* _Task goal_: Number of lines with the string "JSON" in the entries below: report it, and nothing besides.

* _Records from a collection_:
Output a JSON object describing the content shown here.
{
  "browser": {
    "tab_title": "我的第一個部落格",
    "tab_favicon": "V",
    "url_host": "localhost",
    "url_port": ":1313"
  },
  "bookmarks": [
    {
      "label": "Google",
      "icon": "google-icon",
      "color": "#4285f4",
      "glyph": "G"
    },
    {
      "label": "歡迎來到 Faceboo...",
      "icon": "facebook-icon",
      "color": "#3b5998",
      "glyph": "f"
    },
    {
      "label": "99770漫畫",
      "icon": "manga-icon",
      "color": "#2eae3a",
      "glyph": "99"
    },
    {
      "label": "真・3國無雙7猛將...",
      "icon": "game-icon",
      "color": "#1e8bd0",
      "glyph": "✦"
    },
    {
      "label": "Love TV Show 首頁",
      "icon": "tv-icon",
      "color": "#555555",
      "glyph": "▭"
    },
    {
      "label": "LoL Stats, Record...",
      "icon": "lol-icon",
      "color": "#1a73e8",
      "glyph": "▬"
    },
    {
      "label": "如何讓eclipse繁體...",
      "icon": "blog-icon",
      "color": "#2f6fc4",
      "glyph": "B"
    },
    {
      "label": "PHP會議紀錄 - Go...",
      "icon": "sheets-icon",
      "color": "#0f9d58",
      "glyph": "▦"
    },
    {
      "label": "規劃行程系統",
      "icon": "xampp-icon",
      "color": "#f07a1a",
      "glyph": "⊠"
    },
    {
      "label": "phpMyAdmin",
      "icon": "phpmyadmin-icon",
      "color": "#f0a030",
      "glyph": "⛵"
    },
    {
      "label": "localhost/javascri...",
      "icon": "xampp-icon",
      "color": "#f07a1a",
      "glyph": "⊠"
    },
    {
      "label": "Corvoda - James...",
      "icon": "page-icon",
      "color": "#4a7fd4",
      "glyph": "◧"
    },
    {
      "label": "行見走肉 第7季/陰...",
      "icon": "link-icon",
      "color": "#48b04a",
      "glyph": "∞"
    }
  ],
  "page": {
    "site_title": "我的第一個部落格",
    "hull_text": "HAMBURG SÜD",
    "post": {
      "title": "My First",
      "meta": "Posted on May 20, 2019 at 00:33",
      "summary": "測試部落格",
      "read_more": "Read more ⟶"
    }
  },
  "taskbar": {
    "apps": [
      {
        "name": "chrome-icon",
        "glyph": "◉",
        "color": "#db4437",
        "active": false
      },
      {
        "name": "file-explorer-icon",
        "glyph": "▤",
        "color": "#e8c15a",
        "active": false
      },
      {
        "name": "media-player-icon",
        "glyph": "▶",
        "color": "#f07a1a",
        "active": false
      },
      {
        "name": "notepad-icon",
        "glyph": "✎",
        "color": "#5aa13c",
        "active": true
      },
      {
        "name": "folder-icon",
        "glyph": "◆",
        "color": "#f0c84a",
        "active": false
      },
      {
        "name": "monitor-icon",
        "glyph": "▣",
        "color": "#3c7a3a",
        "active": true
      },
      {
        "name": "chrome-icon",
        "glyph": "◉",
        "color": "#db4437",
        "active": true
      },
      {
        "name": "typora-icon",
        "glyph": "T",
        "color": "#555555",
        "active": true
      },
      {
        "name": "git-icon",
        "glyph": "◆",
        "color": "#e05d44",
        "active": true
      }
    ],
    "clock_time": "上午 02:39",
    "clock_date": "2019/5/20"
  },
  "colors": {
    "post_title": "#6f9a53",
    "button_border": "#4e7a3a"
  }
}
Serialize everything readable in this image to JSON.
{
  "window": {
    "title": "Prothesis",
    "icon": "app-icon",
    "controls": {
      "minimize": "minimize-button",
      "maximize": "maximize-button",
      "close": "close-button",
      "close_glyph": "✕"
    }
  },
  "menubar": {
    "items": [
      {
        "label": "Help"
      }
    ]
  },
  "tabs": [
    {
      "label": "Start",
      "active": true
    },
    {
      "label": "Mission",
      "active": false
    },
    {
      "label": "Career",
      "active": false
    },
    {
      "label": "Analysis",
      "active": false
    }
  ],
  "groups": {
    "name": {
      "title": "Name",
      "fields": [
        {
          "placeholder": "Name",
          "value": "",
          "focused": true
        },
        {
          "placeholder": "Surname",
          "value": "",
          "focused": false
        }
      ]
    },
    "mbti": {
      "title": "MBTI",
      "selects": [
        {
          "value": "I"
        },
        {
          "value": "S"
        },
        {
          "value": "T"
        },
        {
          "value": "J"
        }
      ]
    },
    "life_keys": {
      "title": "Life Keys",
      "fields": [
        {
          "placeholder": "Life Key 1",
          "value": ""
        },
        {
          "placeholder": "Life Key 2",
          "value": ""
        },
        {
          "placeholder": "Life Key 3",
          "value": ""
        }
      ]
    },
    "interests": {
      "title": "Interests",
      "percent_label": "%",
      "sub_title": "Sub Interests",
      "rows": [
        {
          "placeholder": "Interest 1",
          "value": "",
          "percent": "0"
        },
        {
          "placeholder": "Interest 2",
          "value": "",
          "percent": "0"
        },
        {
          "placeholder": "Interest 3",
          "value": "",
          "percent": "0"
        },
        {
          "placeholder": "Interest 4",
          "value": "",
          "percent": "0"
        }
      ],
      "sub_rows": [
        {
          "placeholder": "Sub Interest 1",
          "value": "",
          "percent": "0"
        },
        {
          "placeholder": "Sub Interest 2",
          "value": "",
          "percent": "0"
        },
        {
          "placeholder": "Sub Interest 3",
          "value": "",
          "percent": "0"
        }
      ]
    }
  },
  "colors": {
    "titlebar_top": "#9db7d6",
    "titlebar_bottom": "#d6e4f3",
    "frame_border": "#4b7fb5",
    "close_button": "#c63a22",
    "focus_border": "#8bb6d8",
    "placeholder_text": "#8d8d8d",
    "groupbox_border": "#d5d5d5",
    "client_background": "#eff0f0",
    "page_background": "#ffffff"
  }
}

* _Task answer_: 2